• DIRECTIONS FOR THIS TASK:
For this exercise, the reply is the listing below, reproduced exactly.

(Beginning of GIVEN DATA)

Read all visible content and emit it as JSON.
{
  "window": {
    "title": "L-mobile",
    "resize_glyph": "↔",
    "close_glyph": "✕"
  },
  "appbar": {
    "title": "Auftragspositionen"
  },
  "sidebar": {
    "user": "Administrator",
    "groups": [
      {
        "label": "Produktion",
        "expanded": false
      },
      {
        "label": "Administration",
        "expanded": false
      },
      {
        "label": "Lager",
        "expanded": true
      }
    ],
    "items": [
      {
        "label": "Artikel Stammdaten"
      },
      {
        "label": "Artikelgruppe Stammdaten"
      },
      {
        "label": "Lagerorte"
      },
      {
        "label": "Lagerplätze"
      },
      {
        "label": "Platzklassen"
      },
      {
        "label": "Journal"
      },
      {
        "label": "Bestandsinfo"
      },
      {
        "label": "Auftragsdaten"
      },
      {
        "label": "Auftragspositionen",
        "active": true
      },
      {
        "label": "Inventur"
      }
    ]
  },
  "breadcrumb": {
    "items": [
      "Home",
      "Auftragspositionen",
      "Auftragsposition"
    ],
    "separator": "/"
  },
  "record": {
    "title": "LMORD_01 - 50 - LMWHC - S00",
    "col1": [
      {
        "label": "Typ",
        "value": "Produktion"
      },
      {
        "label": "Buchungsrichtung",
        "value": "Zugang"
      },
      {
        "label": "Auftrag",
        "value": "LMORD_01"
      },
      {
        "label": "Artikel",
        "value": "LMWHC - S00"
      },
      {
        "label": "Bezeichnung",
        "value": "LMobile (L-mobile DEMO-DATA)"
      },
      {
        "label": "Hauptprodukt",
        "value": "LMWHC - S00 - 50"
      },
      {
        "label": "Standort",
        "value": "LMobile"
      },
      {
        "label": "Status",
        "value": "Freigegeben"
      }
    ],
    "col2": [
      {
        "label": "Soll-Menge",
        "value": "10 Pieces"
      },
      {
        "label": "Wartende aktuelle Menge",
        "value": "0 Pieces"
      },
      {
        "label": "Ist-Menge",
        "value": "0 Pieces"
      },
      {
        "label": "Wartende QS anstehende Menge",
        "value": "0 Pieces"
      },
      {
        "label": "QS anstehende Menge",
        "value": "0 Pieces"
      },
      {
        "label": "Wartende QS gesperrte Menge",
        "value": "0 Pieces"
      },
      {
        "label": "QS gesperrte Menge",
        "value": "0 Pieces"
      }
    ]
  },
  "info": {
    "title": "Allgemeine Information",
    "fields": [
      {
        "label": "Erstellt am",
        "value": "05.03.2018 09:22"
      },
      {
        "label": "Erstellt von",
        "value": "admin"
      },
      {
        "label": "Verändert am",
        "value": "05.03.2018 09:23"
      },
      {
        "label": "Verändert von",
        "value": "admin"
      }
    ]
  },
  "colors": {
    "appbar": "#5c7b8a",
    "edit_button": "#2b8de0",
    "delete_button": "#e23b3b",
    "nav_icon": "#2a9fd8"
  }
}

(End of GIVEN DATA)

• EXERCISE OUTPUT:
Read all visible content and emit it as JSON.
{
  "window": {
    "title": "L-mobile",
    "resize_glyph": "↔",
    "close_glyph": "✕"
  },
  "appbar": {
    "title": "Auftragspositionen"
  },
  "sidebar": {
    "user": "Administrator",
    "groups": [
      {
        "label": "Produktion",
        "expanded": false
      },
      {
        "label": "Administration",
        "expanded": false
      },
      {
        "label": "Lager",
        "expanded": true
      }
    ],
    "items": [
      {
        "label": "Artikel Stammdaten"
      },
      {
        "label": "Artikelgruppe Stammdaten"
      },
      {
        "label": "Lagerorte"
      },
      {
        "label": "Lagerplätze"
      },
      {
        "label": "Platzklassen"
      },
      {
        "label": "Journal"
      },
      {
        "label": "Bestandsinfo"
      },
      {
        "label": "Auftragsdaten"
      },
      {
        "label": "Auftragspositionen",
        "active": true
      },
      {
        "label": "Inventur"
      }
    ]
  },
  "breadcrumb": {
    "items": [
      "Home",
      "Auftragspositionen",
      "Auftragsposition"
    ],
    "separator": "/"
  },
  "record": {
    "title": "LMORD_01 - 50 - LMWHC - S00",
    "col1": [
      {
        "label": "Typ",
        "value": "Produktion"
      },
      {
        "label": "Buchungsrichtung",
        "value": "Zugang"
      },
      {
        "label": "Auftrag",
        "value": "LMORD_01"
      },
      {
        "label": "Artikel",
        "value": "LMWHC - S00"
      },
      {
        "label": "Bezeichnung",
        "value": "LMobile (L-mobile DEMO-DATA)"
      },
      {
        "label": "Hauptprodukt",
        "value": "LMWHC - S00 - 50"
      },
      {
        "label": "Standort",
        "value": "LMobile"
      },
      {
        "label": "Status",
        "value": "Freigegeben"
      }
    ],
    "col2": [
      {
        "label": "Soll-Menge",
        "value": "10 Pieces"
      },
      {
        "label": "Wartende aktuelle Menge",
        "value": "0 Pieces"
      },
      {
        "label": "Ist-Menge",
        "value": "0 Pieces"
      },
      {
        "label": "Wartende QS anstehende Menge",
        "value": "0 Pieces"
      },
      {
        "label": "QS anstehende Menge",
        "value": "0 Pieces"
      },
      {
        "label": "Wartende QS gesperrte Menge",
        "value": "0 Pieces"
      },
      {
        "label": "QS gesperrte Menge",
        "value": "0 Pieces"
      }
    ]
  },
  "info": {
    "title": "Allgemeine Information",
    "fields": [
      {
        "label": "Erstellt am",
        "value": "05.03.2018 09:22"
      },
      {
        "label": "Erstellt von",
        "value": "admin"
      },
      {
        "label": "Verändert am",
        "value": "05.03.2018 09:23"
      },
      {
        "label": "Verändert von",
        "value": "admin"
      }
    ]
  },
  "colors": {
    "appbar": "#5c7b8a",
    "edit_button": "#2b8de0",
    "delete_button": "#e23b3b",
    "nav_icon": "#2a9fd8"
  }
}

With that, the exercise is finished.